There is a variant of mad cow disease (Properly named Bovine Spongiform Encephalopathy (BSE)) that
effects affects deer and elk. Known as Chronic Wasting Disease (CWD). It is just as scary as the one that strikes cattle or the human variant, Creutzfeldt-Jacob Disease. Up until now scientists have not understood the way this terrible disease is spread. But with a little creativity, researchers have figured it out with a high degree of certainty.
… CWD is unusual because, unlike its very hard-to-spread relatives, it seems to spread fairly easily from animal to animal.
Scientists were not sure how, primarily because studying large wild animals is a logistical nightmare. The sheer stress of researchers handling a deer caught in the wild could kill it.

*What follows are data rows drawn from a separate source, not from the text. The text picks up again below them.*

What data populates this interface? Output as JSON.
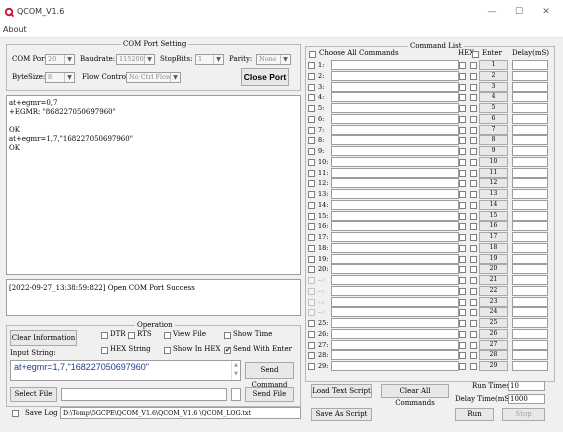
{
  "window": {
    "title": "QCOM_V1.6",
    "minimize": "—",
    "maximize": "☐",
    "close": "✕"
  },
  "menu": {
    "about": "About"
  },
  "port_settings": {
    "title": "COM Port Setting",
    "com_port_label": "COM Port:",
    "com_port_value": "20",
    "baudrate_label": "Baudrate:",
    "baudrate_value": "115200",
    "stopbits_label": "StopBits:",
    "stopbits_value": "1",
    "parity_label": "Parity:",
    "parity_value": "None",
    "bytesize_label": "ByteSize:",
    "bytesize_value": "8",
    "flow_control_label": "Flow Control:",
    "flow_control_value": "No Ctrl Flow",
    "close_port_button": "Close Port"
  },
  "receive_log": {
    "lines": [
      "at+egmr=0,7",
      "+EGMR: \"868227050697960\"",
      "",
      "OK",
      "at+egmr=1,7,\"168227050697960\"",
      "OK"
    ]
  },
  "status_log": {
    "text": "[2022-09-27_13:38:59:822] Open COM Port Success"
  },
  "operation": {
    "title": "Operation",
    "clear_info_button": "Clear Information",
    "dtr": "DTR",
    "rts": "RTS",
    "view_file": "View File",
    "show_time": "Show Time",
    "input_string_label": "Input String:",
    "hex_string": "HEX String",
    "show_in_hex": "Show In HEX",
    "send_with_enter": "Send With Enter",
    "input_value": "at+egmr=1,7,\"168227050697960\"",
    "send_command_button": "Send Command",
    "select_file_button": "Select File",
    "send_file_button": "Send File",
    "save_log_label": "Save Log",
    "log_path": "D:\\Temp\\5GCPE\\QCOM_V1.6\\QCOM_V1.6 \\QCOM_LOG.txt"
  },
  "command_list": {
    "title": "Command List",
    "choose_all": "Choose All Commands",
    "hex_header": "HEX",
    "enter_header": "Enter",
    "delay_header": "Delay(mS)",
    "rows": [
      {
        "num": "1:",
        "btn": "1"
      },
      {
        "num": "2:",
        "btn": "2"
      },
      {
        "num": "3:",
        "btn": "3"
      },
      {
        "num": "4:",
        "btn": "4"
      },
      {
        "num": "5:",
        "btn": "5"
      },
      {
        "num": "6:",
        "btn": "6"
      },
      {
        "num": "7:",
        "btn": "7"
      },
      {
        "num": "8:",
        "btn": "8"
      },
      {
        "num": "9:",
        "btn": "9"
      },
      {
        "num": "10:",
        "btn": "10"
      },
      {
        "num": "11:",
        "btn": "11"
      },
      {
        "num": "12:",
        "btn": "12"
      },
      {
        "num": "13:",
        "btn": "13"
      },
      {
        "num": "14:",
        "btn": "14"
      },
      {
        "num": "15:",
        "btn": "15"
      },
      {
        "num": "16:",
        "btn": "16"
      },
      {
        "num": "17:",
        "btn": "17"
      },
      {
        "num": "18:",
        "btn": "18"
      },
      {
        "num": "19:",
        "btn": "19"
      },
      {
        "num": "20:",
        "btn": "20"
      },
      {
        "num": "--:",
        "btn": "21"
      },
      {
        "num": "--:",
        "btn": "22"
      },
      {
        "num": "--:",
        "btn": "23"
      },
      {
        "num": "--:",
        "btn": "24"
      },
      {
        "num": "25:",
        "btn": "25"
      },
      {
        "num": "26:",
        "btn": "26"
      },
      {
        "num": "27:",
        "btn": "27"
      },
      {
        "num": "28:",
        "btn": "28"
      },
      {
        "num": "29:",
        "btn": "29"
      }
    ],
    "load_text_script_button": "Load Text Script",
    "clear_all_commands_button": "Clear All Commands",
    "run_times_label": "Run Times:",
    "run_times_value": "10",
    "delay_time_label": "Delay Time(mS):",
    "delay_time_value": "1000",
    "save_as_script_button": "Save As Script",
    "run_button": "Run",
    "stop_button": "Stop"
  }
}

Likewise, animals deliberately exposed to infections must be kept indoors so as not to spread disease, another stress for deer used to roaming.
So Colorado State University researcher Edward Hoover turned to fawns hand-raised indoors in Georgia, which has not experienced chronic wasting disease.

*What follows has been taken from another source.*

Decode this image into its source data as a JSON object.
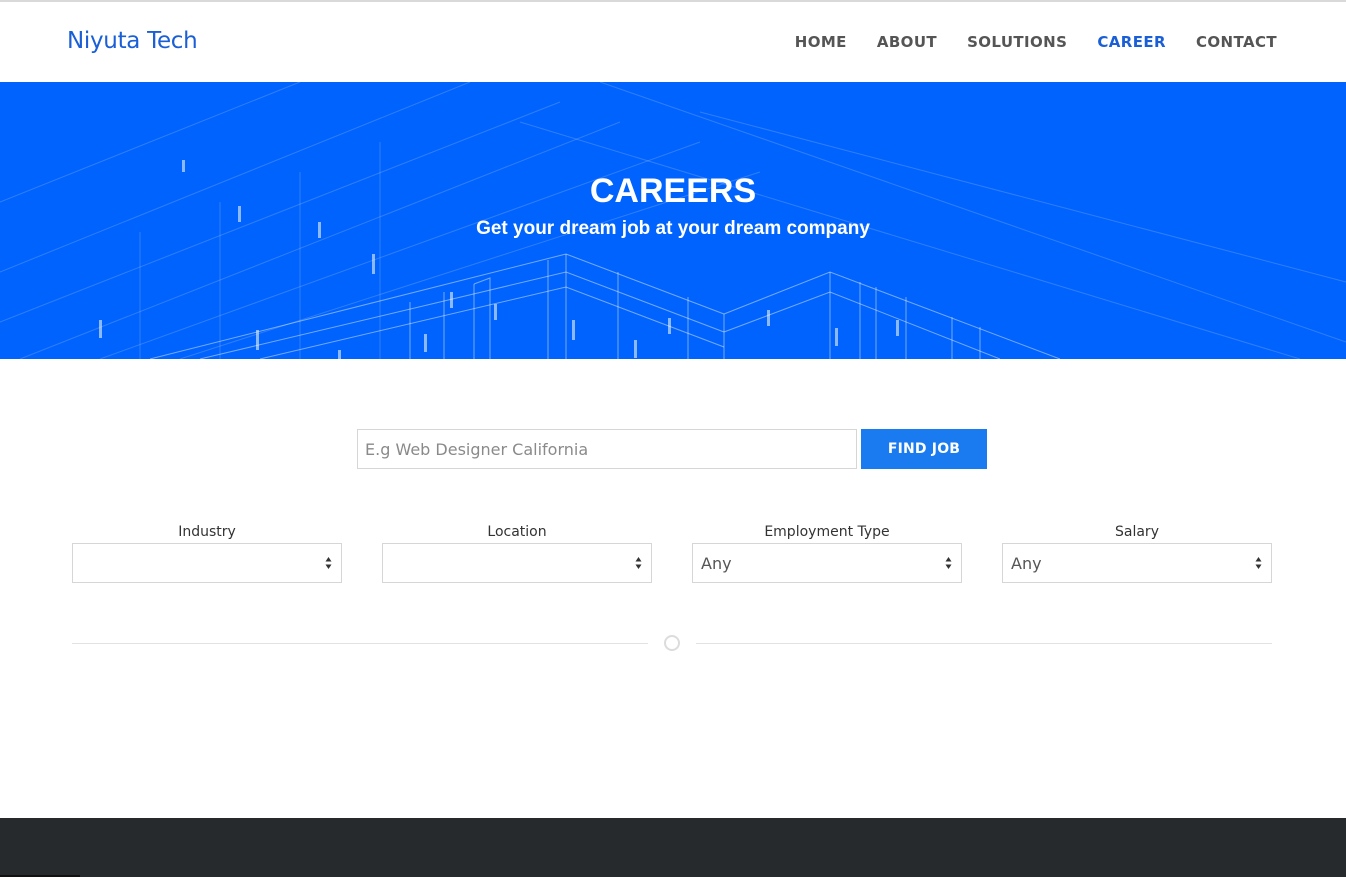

"This allows you to do this safely so the deer aren't freaking out," explained Hoover, who reported the first evidence of saliva's long-suspected role in Friday's edition of the journal Science. "These deer are calm and approachable."
Hoover took saliva from wild Colorado deer found dying of CWD, and squirted it into the mouths of three of the healthy tame deer — about 3 tablespoons worth.

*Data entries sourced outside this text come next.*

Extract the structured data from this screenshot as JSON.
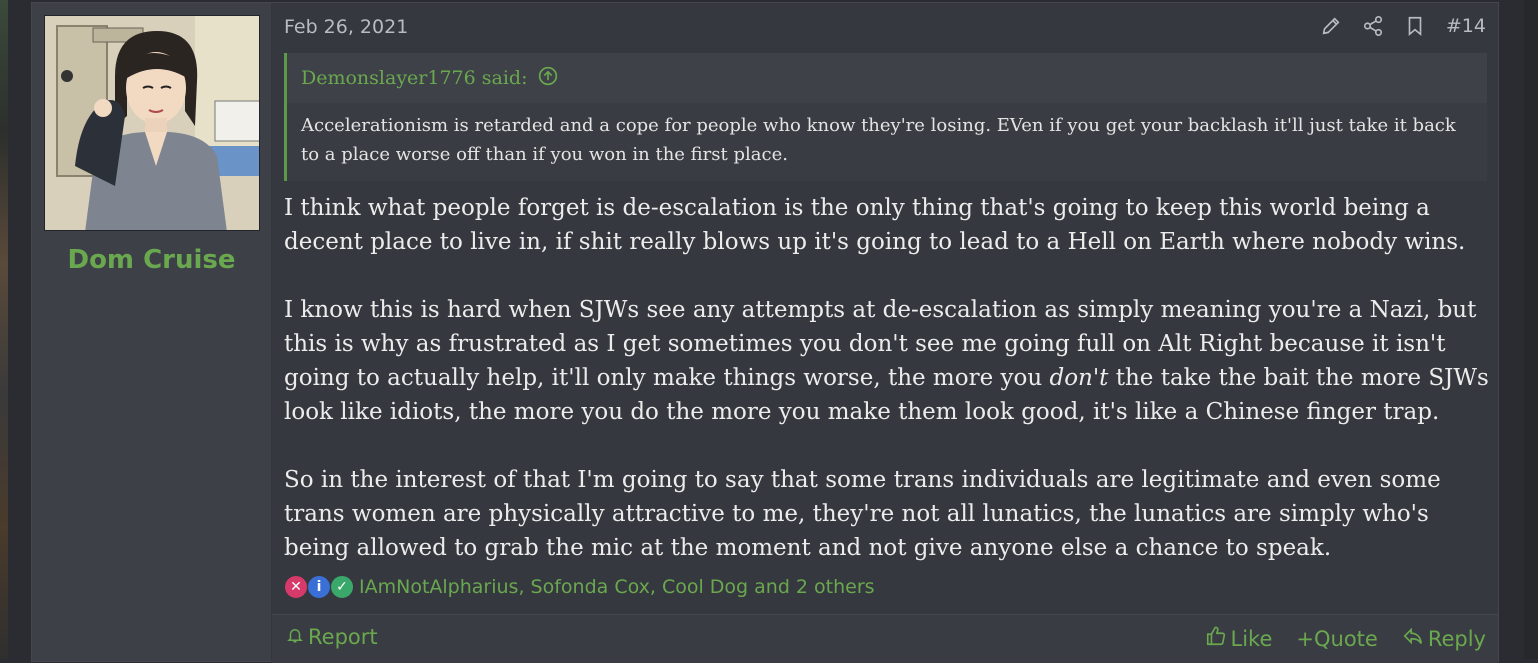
{
  "post": {
    "date": "Feb 26, 2021",
    "number": "#14",
    "author": "Dom Cruise",
    "quote": {
      "author_said": "Demonslayer1776 said:",
      "text": "Accelerationism is retarded and a cope for people who know they're losing. EVen if you get your backlash it'll just take it back to a place worse off than if you won in the first place."
    },
    "paragraphs": {
      "p1": "I think what people forget is de-escalation is the only thing that's going to keep this world being a decent place to live in, if shit really blows up it's going to lead to a Hell on Earth where nobody wins.",
      "p2_before": "I know this is hard when SJWs see any attempts at de-escalation as simply meaning you're a Nazi, but this is why as frustrated as I get sometimes you don't see me going full on Alt Right because it isn't going to actually help, it'll only make things worse, the more you ",
      "p2_em": "don't",
      "p2_after": " the take the bait the more SJWs look like idiots, the more you do the more you make them look good, it's like a Chinese finger trap.",
      "p3": "So in the interest of that I'm going to say that some trans individuals are legitimate and even some trans women are physically attractive to me, they're not all lunatics, the lunatics are simply who's being allowed to grab the mic at the moment and not give anyone else a chance to speak."
    },
    "reactions": {
      "names": "IAmNotAlpharius, Sofonda Cox, Cool Dog and 2 others",
      "icons": [
        {
          "name": "x-reaction-icon",
          "glyph": "✕",
          "color": "#d63a6a"
        },
        {
          "name": "info-reaction-icon",
          "glyph": "i",
          "color": "#3a6fd6"
        },
        {
          "name": "check-reaction-icon",
          "glyph": "✓",
          "color": "#3aa86a"
        }
      ]
    },
    "footer": {
      "report": "Report",
      "like": "Like",
      "quote": "+Quote",
      "reply": "Reply"
    }
  },
  "colors": {
    "accent": "#6aa84f",
    "background": "#35383e"
  }
}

Additional tame deer were exposed to blood, urine and feces from CWD-infected deer.
He housed the newly exposed deer in a specialized lab for up to 18 months, periodically checking tonsil tissue for signs of infection and eventually autopsying their brains.
All of the saliva-exposed deer got sick.
So did deer given a single transfusion of blood from a CWD-infected deer — not a surprise, as blood is known to transmit this disease's cousins. But it does reinforce existing warnings to hunters in states where CWD has been found to take precautions in handling their kills.
So with deer season close upon us and the surge of activity in the animal uprising, we here at Blue Crab Boulevard thought we'd pass along a warning. Hunters, if you see a deer or elk rearing back to hawk a loogie at you, run like hell.